And we continue with the history of GIN. If you’ve read any of the other spirit blogs (whiskey and vodka) you already know to expect medicinal qualities, over-indulgence and of course…taxation. And gin is no exception.
Gin’s murky history is similar to the other spirits. Some claim that it was produced in some form in the Middle Ages or in more recent times it may have started in Italy, but the first known date for the production of gin is the early 17th century in Holland.
The Dutch produced gin (known then as Genever) as a medicine and sold it in chemist shops to treat ailments like stomach issues, gout and gallstones. To make it a little tastier, they started to flavor it with juniper, known to have medicinal properties of its own.
This Genever was literally burnt “barley wine” or distilled spirits. Dr Sylvius is credited with taking this distilled spirit and flavoring it with the popular seasoning of the day – juniper berries - along with some other botanicals and aromatics and is credited with making it taste better. By 1595 he was selling his product as ‘Genova’.
Genova didn’t become “gin” until it reached England. From about the 1600 - 1800’s, Holland was exporting large quantities of Genever to America and most of Europe. The spirit became especially popular in England and was helped by the arrival of Dutch King William of Orange. The English began producing their own variety of Genever and called it Gin. To them it was a fantastic way to use up the excess grain supply without waste.
As an incredibly cheap drink to produce and with no limits on production, it became the favorite drink of the poor.

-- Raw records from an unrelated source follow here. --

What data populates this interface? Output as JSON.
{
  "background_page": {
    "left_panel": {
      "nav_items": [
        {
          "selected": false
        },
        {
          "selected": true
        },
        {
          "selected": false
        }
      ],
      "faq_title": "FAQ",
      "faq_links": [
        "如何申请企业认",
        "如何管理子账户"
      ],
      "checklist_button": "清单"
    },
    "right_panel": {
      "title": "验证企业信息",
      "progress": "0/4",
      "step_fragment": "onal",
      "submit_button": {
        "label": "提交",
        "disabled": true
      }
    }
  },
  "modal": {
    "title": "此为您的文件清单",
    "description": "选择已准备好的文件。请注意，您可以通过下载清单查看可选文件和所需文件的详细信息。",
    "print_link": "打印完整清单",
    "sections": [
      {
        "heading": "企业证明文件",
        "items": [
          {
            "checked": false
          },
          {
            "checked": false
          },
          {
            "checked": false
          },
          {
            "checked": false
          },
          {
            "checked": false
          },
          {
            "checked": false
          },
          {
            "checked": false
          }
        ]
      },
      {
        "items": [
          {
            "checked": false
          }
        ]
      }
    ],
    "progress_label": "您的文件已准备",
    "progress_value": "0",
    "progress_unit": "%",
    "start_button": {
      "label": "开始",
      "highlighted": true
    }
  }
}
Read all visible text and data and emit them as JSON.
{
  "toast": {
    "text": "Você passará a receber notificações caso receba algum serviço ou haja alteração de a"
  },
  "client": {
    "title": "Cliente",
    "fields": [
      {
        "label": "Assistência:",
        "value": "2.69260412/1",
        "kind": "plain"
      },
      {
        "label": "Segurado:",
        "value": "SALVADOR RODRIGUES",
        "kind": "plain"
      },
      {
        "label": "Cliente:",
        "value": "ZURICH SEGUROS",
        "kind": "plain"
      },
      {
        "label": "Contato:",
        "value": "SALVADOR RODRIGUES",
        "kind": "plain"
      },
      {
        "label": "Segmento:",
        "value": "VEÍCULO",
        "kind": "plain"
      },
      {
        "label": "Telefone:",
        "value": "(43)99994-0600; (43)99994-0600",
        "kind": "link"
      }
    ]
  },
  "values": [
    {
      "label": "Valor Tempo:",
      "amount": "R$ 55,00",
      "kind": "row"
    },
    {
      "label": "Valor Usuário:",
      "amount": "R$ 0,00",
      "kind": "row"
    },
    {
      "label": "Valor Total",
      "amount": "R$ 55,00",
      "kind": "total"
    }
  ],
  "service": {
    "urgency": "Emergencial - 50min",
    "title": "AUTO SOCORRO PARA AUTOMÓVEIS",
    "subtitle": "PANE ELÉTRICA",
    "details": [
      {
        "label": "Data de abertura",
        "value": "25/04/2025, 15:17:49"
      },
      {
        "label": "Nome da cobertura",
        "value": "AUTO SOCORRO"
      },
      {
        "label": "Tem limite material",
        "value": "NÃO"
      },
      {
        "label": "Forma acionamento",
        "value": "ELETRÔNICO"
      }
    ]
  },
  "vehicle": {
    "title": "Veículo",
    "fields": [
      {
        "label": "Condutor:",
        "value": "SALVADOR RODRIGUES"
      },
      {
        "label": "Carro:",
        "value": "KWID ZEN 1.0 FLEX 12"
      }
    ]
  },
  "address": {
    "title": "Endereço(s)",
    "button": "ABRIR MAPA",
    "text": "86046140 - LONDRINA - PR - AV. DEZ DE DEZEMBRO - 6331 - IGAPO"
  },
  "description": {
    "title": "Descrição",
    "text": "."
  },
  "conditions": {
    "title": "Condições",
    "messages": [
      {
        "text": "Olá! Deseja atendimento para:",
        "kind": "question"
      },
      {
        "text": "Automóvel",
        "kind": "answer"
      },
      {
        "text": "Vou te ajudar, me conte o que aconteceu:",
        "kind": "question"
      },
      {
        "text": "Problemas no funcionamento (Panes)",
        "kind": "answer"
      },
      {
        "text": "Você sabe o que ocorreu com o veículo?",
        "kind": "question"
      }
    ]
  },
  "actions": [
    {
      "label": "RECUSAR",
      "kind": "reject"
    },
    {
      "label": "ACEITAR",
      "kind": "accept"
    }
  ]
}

The effects were widespread as gin was blamed for misery, increasing crime rates, prostitution, madness and an epidemic of intoxication. It was a British Lord who said that all of London swarmed with drunken people from morning till night.
And what comes after the intoxicating disaster? Taxes! Seeing that something had to be done to curb the craziness brought on by cheap, plentiful alcohol, the 1736 Gin Act was put in place. These taxes only stopped the legal forms of gin from being produced. Immediately after the Gin Act, only 2 legit places got licenses to sell gin legally and the rest of the public bought their drink from bootleggers- and ironically gin production increased further. Creative names for these illegal gins ensued and people were soon buying bootlegged “Ladies Delight” and “Cuckhold’s Comfort”.
While the gin was still cheap and plentiful, buyers beware! These illegally produced gins were often flavored with turpentine or sulphuric acids rather than the homeopathic juniper berry. Wonder what the additives did to the “madness” civilized people had complained about before?
By 1757 the Gin Craze had all but died out. A series of bad harvests drove grain prices up and people stopped using the lucrative grain for booze and put it towards other endeavors like food. After a time gin had regained its status and was considered once again a drink for the wealthy.
Fun Facts and Tidbits!
- During the plague years, doctors wore masks filled with juniper berries because they thought the plague was spread by bad odors. People began eating juniper, drinking wine infused with juniper, bathing in juniper and covering themselves with juniper oil. This is considered superstition by modern historians, but juniper oil is a natural flea repellent.
- Juniper is still picked wild. The gin industry uses massive amounts of the berries but they are not cultivated. They are typically picked wild by independent workers in Europe and sold to the gin makers.
- Gin and tomato juice was all the rage as a hangover cure in New York City in 1928, years before the vodka-based Bloody Mary made its debut at the King Cole Room in the St. Regis Hotel.
- Early Australian settlers paid for their imported gin with gold dust.
- Global gin sales have reached approximately 47 million cases. The Philippines is the biggest consumer followed by the U.S., Spain and UK.
- There’s dispute on how to drink gin. Some think it is meant only for cocktails while others think it should be sipped and savored for its complexities. Whether mixed or straight, your taste buds have the only opinions that matter.
We have one more Gin trick up our sleeves. There's one more installment of Are You Ready to Tanqueray...the Gin & Tonic.